The Caravan and King air flights were also my first time flying a turbine powered aircraft. The Caravan being a single engine and the King air having two turbine engines hanging off the wings.
A few major differences, but the basics are still the same. Set Engine power output, match prop RPM to give you the desired performance. Monitor key temperatures and pressures and don’t exceed key limits.
The KingAir is a pretty sweet machine. Lots of technology and a lot faster than anything I’ve flown before. Very responsive as well and quite a treat to handle.
Got to go to a local fishing lodge as well to run in supplies for them. This is very familiar to me…drums of fuel, groceries and propane.
We were also told that on one run we would picking up two girls who were coming out of the camp.
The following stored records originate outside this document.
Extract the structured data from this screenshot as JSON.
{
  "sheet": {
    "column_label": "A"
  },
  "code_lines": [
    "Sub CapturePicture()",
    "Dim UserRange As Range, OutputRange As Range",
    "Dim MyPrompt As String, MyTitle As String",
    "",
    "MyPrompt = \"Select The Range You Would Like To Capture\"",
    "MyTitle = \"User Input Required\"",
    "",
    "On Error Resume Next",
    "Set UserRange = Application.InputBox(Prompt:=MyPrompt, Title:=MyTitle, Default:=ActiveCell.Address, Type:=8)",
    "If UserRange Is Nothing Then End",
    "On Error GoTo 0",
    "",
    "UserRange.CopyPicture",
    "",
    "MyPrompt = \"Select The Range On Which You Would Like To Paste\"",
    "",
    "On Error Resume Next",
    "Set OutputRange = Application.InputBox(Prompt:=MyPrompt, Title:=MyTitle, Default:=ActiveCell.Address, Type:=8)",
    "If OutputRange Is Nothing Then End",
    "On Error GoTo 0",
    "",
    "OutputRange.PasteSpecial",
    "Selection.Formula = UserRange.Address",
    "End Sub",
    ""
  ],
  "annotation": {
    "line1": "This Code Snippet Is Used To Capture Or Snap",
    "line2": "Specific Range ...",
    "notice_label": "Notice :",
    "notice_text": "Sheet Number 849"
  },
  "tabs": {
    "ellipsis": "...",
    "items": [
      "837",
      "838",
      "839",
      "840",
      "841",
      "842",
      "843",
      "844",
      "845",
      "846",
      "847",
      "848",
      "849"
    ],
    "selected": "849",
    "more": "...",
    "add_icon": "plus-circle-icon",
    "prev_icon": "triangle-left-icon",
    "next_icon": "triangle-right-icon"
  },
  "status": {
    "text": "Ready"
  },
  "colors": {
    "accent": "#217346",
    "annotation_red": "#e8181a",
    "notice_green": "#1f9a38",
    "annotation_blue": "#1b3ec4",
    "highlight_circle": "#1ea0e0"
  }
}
Since they hadn’t even had their first guest yet and these workers were just up there doing all the season-opening chores of opening up a lodge, it’s a bit unusual to be bringing people out.
The story we got when we were loading back up to leave, was that one of them had a family member in the hospital and the other simply didn’t want to stay for the rest of the season without her friend. I wasn’t buying the hospital story for a minute. I think the truth was that they had no idea what they had gotten themselves into and were bailing.
Back at base we phoned a cab for them to go back into town. Getting into the cab one of the girls asked us, “ where’s a good place to stay for the night in town, where we can drink? “.
Hmm. Yeah, or go to the hospital to visit your dying great-uncle.